Rabies or Canine Distemper?
For the past four years, the Animal Health Diagnostic Center has partnered with the New York State Department of Conservation to develop a statewide wildlife health program. The program focuses on wildlife disease surveillance as well as research, staff training and support of policy initiatives. Wildlife cases are regularly submitted to the AHDC for necropsy and diagnostic testing, and epidemiologic data are collected for analysis on each case.
In February of this year, a neurologic raccoon was euthanized and submitted to the AHDC by a wildlife rehabilitator. The rehabilitator described the animal as obtunded and salivating, and rabies was the primary differential diagnosis.
On gross necropsy the animal was given a body condition score of 5/9 (good). The corneas were cloudy. Both the left cranial and left caudal lung lobes were collapsed and slightly firm. A small amount of pulmonary edema fluid was noted in the trachea and bronchi.
A brain sample was submitted for Rabies FA, and lung and bladder were submitted for canine distemper PCR and FA. Rabies testing was negative, while the canine distemper FA and PCR were both positive.
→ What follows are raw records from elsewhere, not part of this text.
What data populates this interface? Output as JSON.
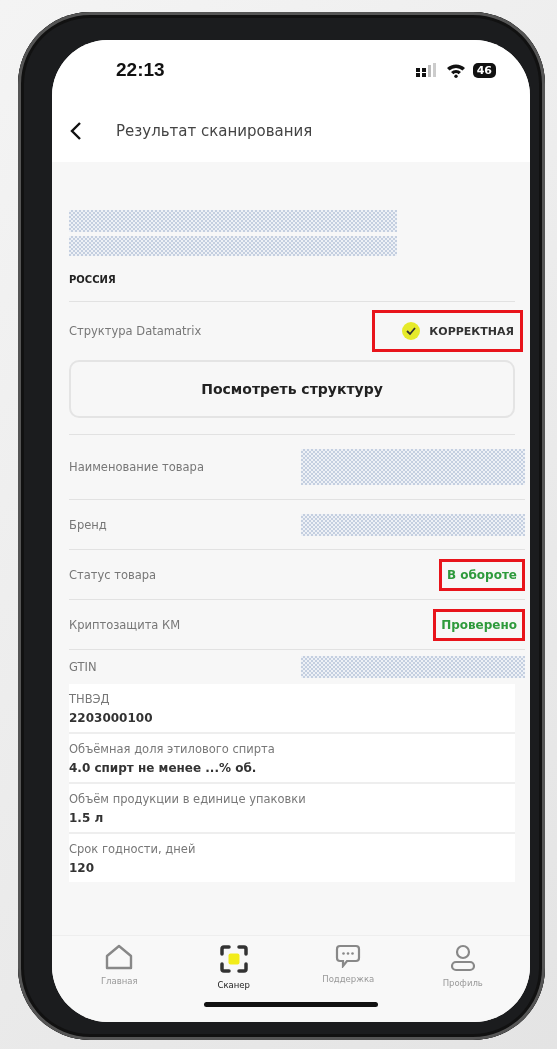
{
  "status_bar": {
    "time": "22:13",
    "battery": "46"
  },
  "header": {
    "title": "Результат сканирования"
  },
  "country": "РОССИЯ",
  "structure": {
    "label": "Структура Datamatrix",
    "value": "КОРРЕКТНАЯ",
    "highlighted": true
  },
  "structure_button": "Посмотреть структуру",
  "fields": [
    {
      "label": "Наименование товара",
      "kind": "redacted"
    },
    {
      "label": "Бренд",
      "kind": "redacted"
    },
    {
      "label": "Статус товара",
      "kind": "status",
      "value": "В обороте",
      "highlighted": true
    },
    {
      "label": "Криптозащита КМ",
      "kind": "status",
      "value": "Проверено",
      "highlighted": true
    },
    {
      "label": "GTIN",
      "kind": "redacted"
    }
  ],
  "cards": [
    {
      "label": "ТНВЭД",
      "value": "2203000100"
    },
    {
      "label": "Объёмная доля этилового спирта",
      "value": "4.0 спирт не менее ...% об."
    },
    {
      "label": "Объём продукции в единице упаковки",
      "value": "1.5 л"
    },
    {
      "label": "Срок годности, дней",
      "value": "120"
    }
  ],
  "tabs": [
    {
      "label": "Главная",
      "selected": false
    },
    {
      "label": "Сканер",
      "selected": true
    },
    {
      "label": "Поддержка",
      "selected": false
    },
    {
      "label": "Профиль",
      "selected": false
    }
  ]
}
Histopathology confirmed pulmonary edema and enteritis consistent with distemper, although no inclusion bodies were seen and IHC on the lung samples was negative. Nephritis typical of leptospirosis was identified on sections of the kidney, and an immunohistochemistry with a modified Steiner silver stain confirmed the presence of classic spiral bacteria within tubules. In sections of the brain numerous intralesional protozoal cysts were associated with multifocal meningoencephalitis. IHC on the brain for toxoplasma and neospora was negative. Sarcocystis neurona was confirmed by PCR.
Canine Distemper circulates seasonally in wildlife species including skunks, raccoons and grey foxes, with a bimodal distribution in the spring and fall. Since the confirmed case in this raccoon, we have received eight other cases this spring from counties around New York. Interestingly, there has never been a confirmed clinical case in red foxes (which are a different genus than grey fox). Canine Distemper is also known to infect large exotic cats and mustelids including domestic ferrets. Routine vaccination can prevent infection in susceptible species. The standard modified live canine vaccine is known to cause clinical disease in ferrets and grey fox, so a recombinant distemper vaccine is recommended for all exotic species.
Multiple tests are available at the AHDC for Canine Distemper diagnosis, including FA, PCR, serology and IHC. Most of our diagnostic tests have not been formally validated for use in wildlife, and so may be less sensitive or specific than when used in domestic animals; this should be taken into account when interpreting test results. We frequently choose FA for initial screening because it provides the most rapid diagnosis (usually results are available within 24-48 hours). In most species, the most sensitive tissues for post-mortem distemper testing include lung, bladder, brain and foot pads. Antibodies may take a week or so to develop, so serology can be useful for diagnosis when an animal has had a more prolonged course of infection.
Distemper shedding can continue from 60-90 days post infection. The virus is not very stable in the environment when exposed to heat or sunlight and will only survive for a few hours. However in cool, dark and damp areas the virus may persist for days to weeks. It is very susceptible to disinfectants that are phenolic compounds (ex. Pheno-Tek) and quaternary ammonium compounds (ex. Rocal). A bleach-water solution may also be used for disinfection.
This particular case illustrates that distemper and rabies infections may be indistinguishable in wildlife species, and testing for both diseases should be considered for susceptible species. This animal had simultaneous infections with two additional agents (Sarcocystis and Leptospirosis), and we were not able to determine how these diseases interacted in the death of this animal.